TASK DIRECTIONS. The number of lines with the string "title" in the listing below is all that should be reported.
#####
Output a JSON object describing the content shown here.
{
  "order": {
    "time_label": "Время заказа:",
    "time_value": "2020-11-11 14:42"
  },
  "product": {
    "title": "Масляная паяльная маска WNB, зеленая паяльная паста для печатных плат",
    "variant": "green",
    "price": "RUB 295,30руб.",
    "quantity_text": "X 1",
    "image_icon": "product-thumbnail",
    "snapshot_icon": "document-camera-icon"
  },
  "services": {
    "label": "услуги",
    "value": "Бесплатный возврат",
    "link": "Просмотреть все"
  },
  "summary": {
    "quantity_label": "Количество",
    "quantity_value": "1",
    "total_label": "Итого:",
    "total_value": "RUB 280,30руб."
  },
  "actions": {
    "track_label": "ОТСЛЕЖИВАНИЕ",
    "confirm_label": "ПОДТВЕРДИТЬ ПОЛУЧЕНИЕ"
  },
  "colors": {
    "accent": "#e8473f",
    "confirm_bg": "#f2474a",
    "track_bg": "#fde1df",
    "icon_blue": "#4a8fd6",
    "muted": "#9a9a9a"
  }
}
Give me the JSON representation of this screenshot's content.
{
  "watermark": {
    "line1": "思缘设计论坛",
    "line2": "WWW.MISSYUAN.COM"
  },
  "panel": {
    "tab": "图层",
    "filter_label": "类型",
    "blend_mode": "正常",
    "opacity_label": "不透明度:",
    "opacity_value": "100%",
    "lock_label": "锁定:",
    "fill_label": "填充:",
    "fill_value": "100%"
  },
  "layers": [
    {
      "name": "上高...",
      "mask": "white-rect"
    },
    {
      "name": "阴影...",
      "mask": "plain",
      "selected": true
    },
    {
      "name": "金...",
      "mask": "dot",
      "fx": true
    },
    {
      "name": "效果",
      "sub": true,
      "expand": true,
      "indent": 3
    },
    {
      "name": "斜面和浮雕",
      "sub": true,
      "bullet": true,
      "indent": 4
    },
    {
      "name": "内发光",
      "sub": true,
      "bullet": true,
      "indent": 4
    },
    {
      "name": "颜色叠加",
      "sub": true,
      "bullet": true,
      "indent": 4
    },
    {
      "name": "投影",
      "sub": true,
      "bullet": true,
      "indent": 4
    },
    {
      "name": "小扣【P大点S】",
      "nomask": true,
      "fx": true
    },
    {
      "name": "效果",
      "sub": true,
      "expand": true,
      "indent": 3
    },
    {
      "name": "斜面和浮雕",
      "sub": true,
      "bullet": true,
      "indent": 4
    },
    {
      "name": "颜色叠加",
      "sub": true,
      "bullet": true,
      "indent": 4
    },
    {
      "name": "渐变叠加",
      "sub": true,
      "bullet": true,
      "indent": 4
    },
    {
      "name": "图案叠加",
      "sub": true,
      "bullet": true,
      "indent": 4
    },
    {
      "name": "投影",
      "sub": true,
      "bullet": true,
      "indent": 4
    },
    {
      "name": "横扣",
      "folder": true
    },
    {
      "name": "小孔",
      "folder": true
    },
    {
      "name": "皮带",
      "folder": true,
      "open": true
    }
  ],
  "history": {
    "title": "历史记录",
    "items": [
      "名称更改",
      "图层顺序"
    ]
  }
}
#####
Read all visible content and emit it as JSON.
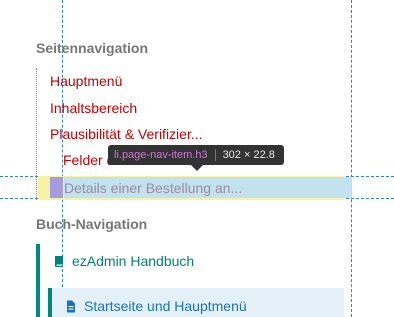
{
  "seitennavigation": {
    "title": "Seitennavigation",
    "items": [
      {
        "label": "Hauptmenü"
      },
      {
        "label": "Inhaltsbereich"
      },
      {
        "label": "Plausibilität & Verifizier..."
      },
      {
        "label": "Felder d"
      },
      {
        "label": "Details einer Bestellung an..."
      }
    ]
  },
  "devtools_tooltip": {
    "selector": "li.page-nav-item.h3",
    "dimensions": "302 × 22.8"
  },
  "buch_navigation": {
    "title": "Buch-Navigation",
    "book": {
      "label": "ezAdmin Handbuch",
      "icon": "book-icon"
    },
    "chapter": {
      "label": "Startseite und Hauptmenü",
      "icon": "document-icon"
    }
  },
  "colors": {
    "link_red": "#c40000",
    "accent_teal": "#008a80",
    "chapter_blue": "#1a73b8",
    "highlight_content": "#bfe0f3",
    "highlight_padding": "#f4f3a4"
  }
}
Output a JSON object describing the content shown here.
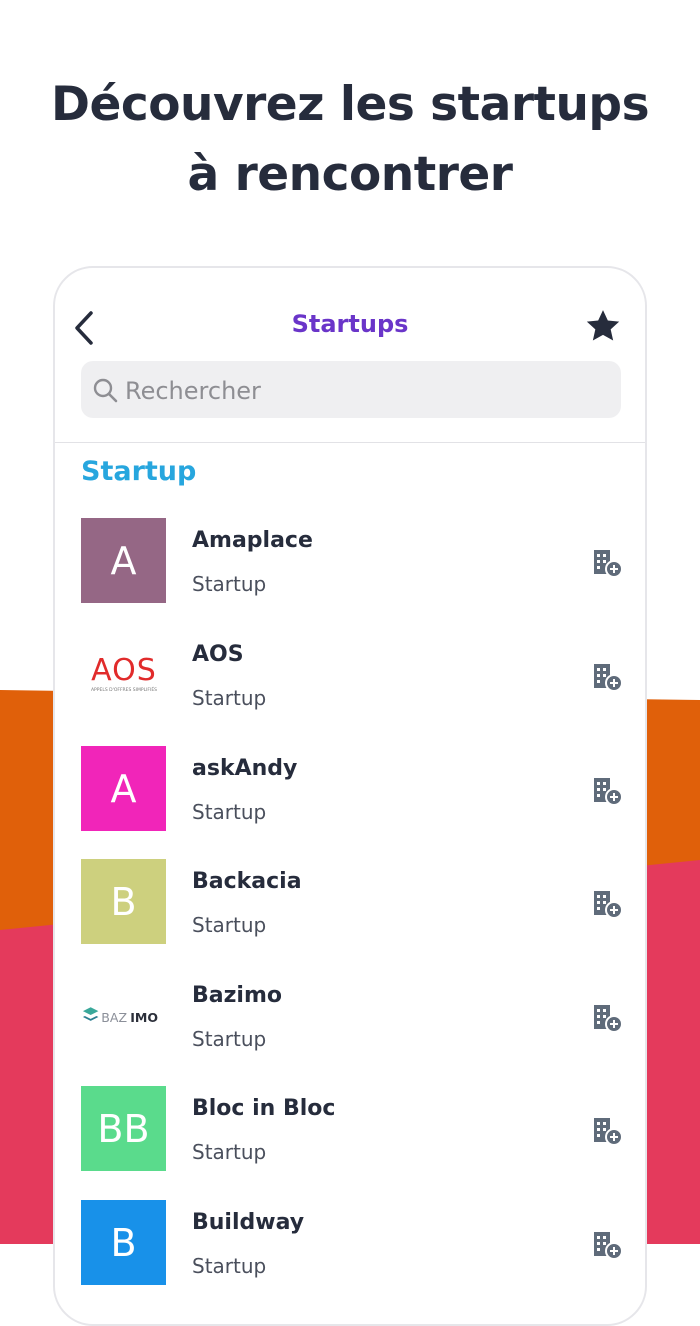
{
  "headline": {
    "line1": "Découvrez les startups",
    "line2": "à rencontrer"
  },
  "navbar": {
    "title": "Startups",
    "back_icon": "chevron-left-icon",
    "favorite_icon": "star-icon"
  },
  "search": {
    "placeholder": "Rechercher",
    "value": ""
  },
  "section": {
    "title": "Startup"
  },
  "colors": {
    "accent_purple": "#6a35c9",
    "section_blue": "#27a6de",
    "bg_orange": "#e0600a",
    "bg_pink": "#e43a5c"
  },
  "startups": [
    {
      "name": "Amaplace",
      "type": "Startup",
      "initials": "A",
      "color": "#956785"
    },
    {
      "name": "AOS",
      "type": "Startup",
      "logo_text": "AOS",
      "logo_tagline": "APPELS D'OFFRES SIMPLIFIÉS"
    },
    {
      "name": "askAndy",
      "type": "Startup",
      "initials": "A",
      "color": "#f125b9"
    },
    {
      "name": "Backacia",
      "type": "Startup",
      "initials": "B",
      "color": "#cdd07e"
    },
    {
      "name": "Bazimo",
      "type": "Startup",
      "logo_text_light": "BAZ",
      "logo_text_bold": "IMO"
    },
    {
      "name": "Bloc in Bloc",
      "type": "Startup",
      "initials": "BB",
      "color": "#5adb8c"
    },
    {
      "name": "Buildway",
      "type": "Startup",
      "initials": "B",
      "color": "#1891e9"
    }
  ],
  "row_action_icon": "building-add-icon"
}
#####
ANSWER. 6